Trump went on to say that “Not all of those people were white supremacists by any means,” and later added, “You also had people that were very fine people on both sides.” These comments led to praise from a number of prominent white supremacists including former leader of the Ku Klux Klan, David Duke, who thanked the President for his “honesty and courage.”
Texas Representative Will Hurd responded, “If you are showing up to a Klan rally you are probably a racist or a bigot.” Many of the white nationalists who came to Charlottesville had traveled across the country to march through the streets waving torches and confederate and swastika flags, chanting “Jews will not replace us,” “White Lives Matter,” and other bigoted slogans.
“We all see them for who they are,” said Smeal. “Anyone who doesn’t is employing willful ignorance.”
Senator Marco Rubio tweeted a response to the President, saying “The organizers of events which inspired and led to Charlottesville terrorist attack are 100% to blame for a number of reasons…These groups today use SAME symbols and same arguments of Nazi and KKK groups responsible for some of worst crimes against humanity ever…Mr. President you can’t allow White Supremacists to share only part of the blame. They support idea which cost nation and world so much pain.”
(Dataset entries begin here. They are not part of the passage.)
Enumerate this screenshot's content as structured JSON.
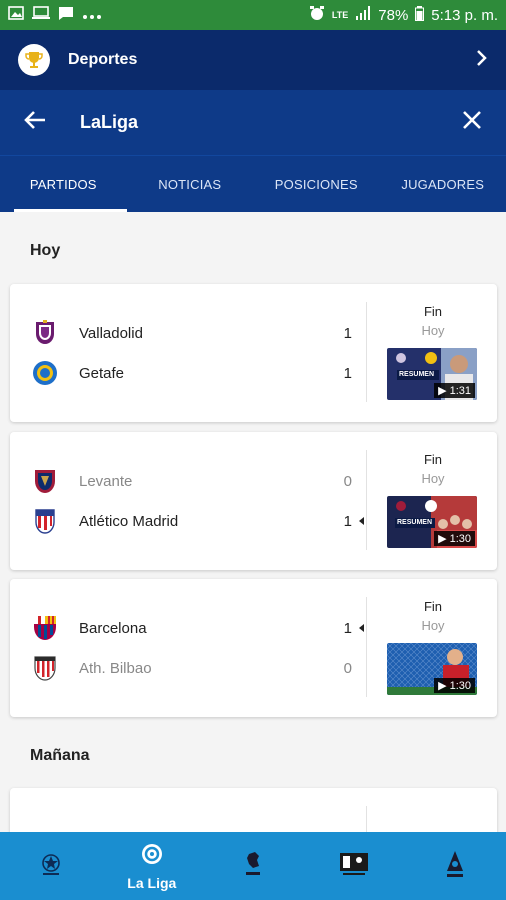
{
  "status_bar": {
    "signal": "LTE",
    "battery": "78%",
    "time": "5:13 p. m."
  },
  "header": {
    "title": "Deportes"
  },
  "search": {
    "query": "LaLiga"
  },
  "tabs": [
    {
      "label": "PARTIDOS",
      "active": true
    },
    {
      "label": "NOTICIAS"
    },
    {
      "label": "POSICIONES"
    },
    {
      "label": "JUGADORES"
    }
  ],
  "sections": {
    "today": "Hoy",
    "tomorrow": "Mañana"
  },
  "matches": [
    {
      "home": {
        "name": "Valladolid",
        "score": "1"
      },
      "away": {
        "name": "Getafe",
        "score": "1"
      },
      "status": "Fin",
      "day": "Hoy",
      "duration": "▶ 1:31",
      "video_caption": "RESUMEN"
    },
    {
      "home": {
        "name": "Levante",
        "score": "0"
      },
      "away": {
        "name": "Atlético Madrid",
        "score": "1"
      },
      "status": "Fin",
      "day": "Hoy",
      "duration": "▶ 1:30",
      "video_caption": "RESUMEN"
    },
    {
      "home": {
        "name": "Barcelona",
        "score": "1"
      },
      "away": {
        "name": "Ath. Bilbao",
        "score": "0"
      },
      "status": "Fin",
      "day": "Hoy",
      "duration": "▶ 1:30",
      "video_caption": ""
    }
  ],
  "bottom_nav": [
    {
      "label": "",
      "icon": "champions-league-icon"
    },
    {
      "label": "La Liga",
      "icon": "laliga-icon",
      "active": true
    },
    {
      "label": "",
      "icon": "premier-league-icon"
    },
    {
      "label": "",
      "icon": "bundesliga-icon"
    },
    {
      "label": "",
      "icon": "serie-a-icon"
    }
  ],
  "colors": {
    "status_bar": "#2e8b3a",
    "header": "#0b2a6b",
    "search_bar": "#0e3a88",
    "bottom_nav": "#1a8ed0"
  }
}
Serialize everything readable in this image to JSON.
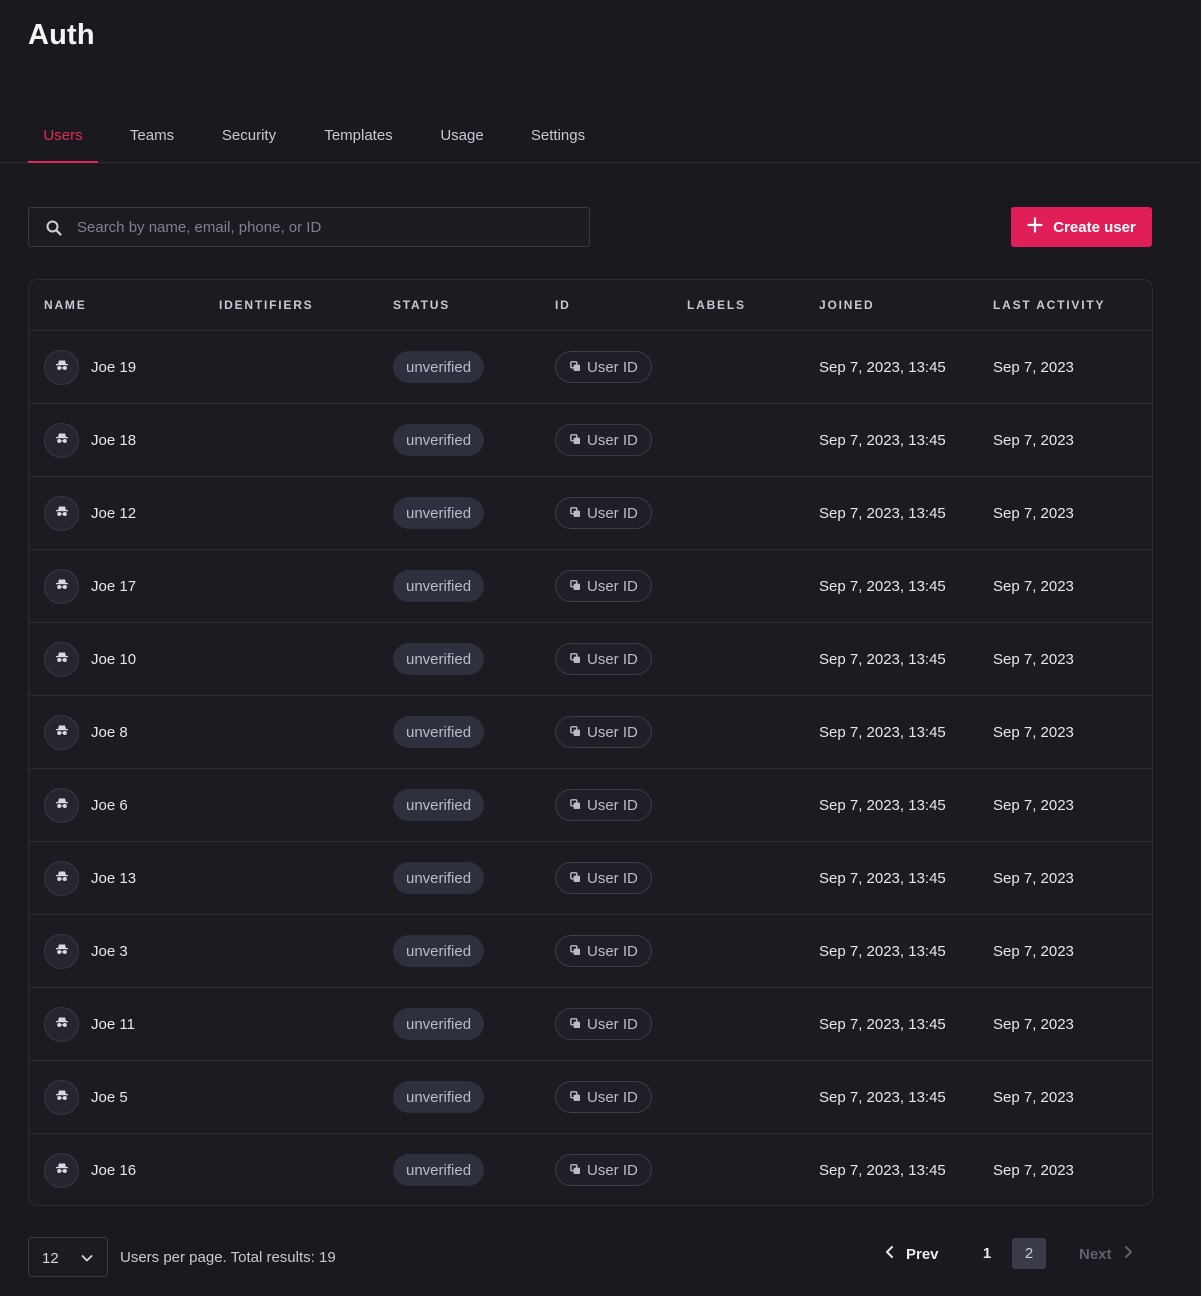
{
  "page": {
    "title": "Auth"
  },
  "tabs": [
    {
      "label": "Users",
      "active": true
    },
    {
      "label": "Teams"
    },
    {
      "label": "Security"
    },
    {
      "label": "Templates"
    },
    {
      "label": "Usage"
    },
    {
      "label": "Settings"
    }
  ],
  "search": {
    "placeholder": "Search by name, email, phone, or ID",
    "value": "",
    "icon": "search-icon"
  },
  "create_button": {
    "label": "Create user",
    "icon": "plus-icon",
    "color": "#e01e57"
  },
  "accent_color": "#e2275a",
  "table": {
    "columns": [
      "Name",
      "Identifiers",
      "Status",
      "ID",
      "Labels",
      "Joined",
      "Last Activity"
    ],
    "rows": [
      {
        "name": "Joe 19",
        "identifiers": "",
        "status": "unverified",
        "id_label": "User ID",
        "labels": "",
        "joined": "Sep 7, 2023, 13:45",
        "last_activity": "Sep 7, 2023"
      },
      {
        "name": "Joe 18",
        "identifiers": "",
        "status": "unverified",
        "id_label": "User ID",
        "labels": "",
        "joined": "Sep 7, 2023, 13:45",
        "last_activity": "Sep 7, 2023"
      },
      {
        "name": "Joe 12",
        "identifiers": "",
        "status": "unverified",
        "id_label": "User ID",
        "labels": "",
        "joined": "Sep 7, 2023, 13:45",
        "last_activity": "Sep 7, 2023"
      },
      {
        "name": "Joe 17",
        "identifiers": "",
        "status": "unverified",
        "id_label": "User ID",
        "labels": "",
        "joined": "Sep 7, 2023, 13:45",
        "last_activity": "Sep 7, 2023"
      },
      {
        "name": "Joe 10",
        "identifiers": "",
        "status": "unverified",
        "id_label": "User ID",
        "labels": "",
        "joined": "Sep 7, 2023, 13:45",
        "last_activity": "Sep 7, 2023"
      },
      {
        "name": "Joe 8",
        "identifiers": "",
        "status": "unverified",
        "id_label": "User ID",
        "labels": "",
        "joined": "Sep 7, 2023, 13:45",
        "last_activity": "Sep 7, 2023"
      },
      {
        "name": "Joe 6",
        "identifiers": "",
        "status": "unverified",
        "id_label": "User ID",
        "labels": "",
        "joined": "Sep 7, 2023, 13:45",
        "last_activity": "Sep 7, 2023"
      },
      {
        "name": "Joe 13",
        "identifiers": "",
        "status": "unverified",
        "id_label": "User ID",
        "labels": "",
        "joined": "Sep 7, 2023, 13:45",
        "last_activity": "Sep 7, 2023"
      },
      {
        "name": "Joe 3",
        "identifiers": "",
        "status": "unverified",
        "id_label": "User ID",
        "labels": "",
        "joined": "Sep 7, 2023, 13:45",
        "last_activity": "Sep 7, 2023"
      },
      {
        "name": "Joe 11",
        "identifiers": "",
        "status": "unverified",
        "id_label": "User ID",
        "labels": "",
        "joined": "Sep 7, 2023, 13:45",
        "last_activity": "Sep 7, 2023"
      },
      {
        "name": "Joe 5",
        "identifiers": "",
        "status": "unverified",
        "id_label": "User ID",
        "labels": "",
        "joined": "Sep 7, 2023, 13:45",
        "last_activity": "Sep 7, 2023"
      },
      {
        "name": "Joe 16",
        "identifiers": "",
        "status": "unverified",
        "id_label": "User ID",
        "labels": "",
        "joined": "Sep 7, 2023, 13:45",
        "last_activity": "Sep 7, 2023"
      }
    ]
  },
  "footer": {
    "per_page_value": "12",
    "total_text": "Users per page. Total results: 19",
    "prev_label": "Prev",
    "next_label": "Next",
    "pages": [
      "1",
      "2"
    ],
    "current_page": "2"
  }
}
Smeal added, “It will take the heart and soul of the entire country to counter the damage that President Trump has done, and to make clear to white supremacists that momentum is not on their side, society will not tolerate their hate, and the voters will not support their leaders.”
Media Resources: Feminist Majority Foundation 8/14/17; Politico 8/15/17; Feminist Majority 8/16/17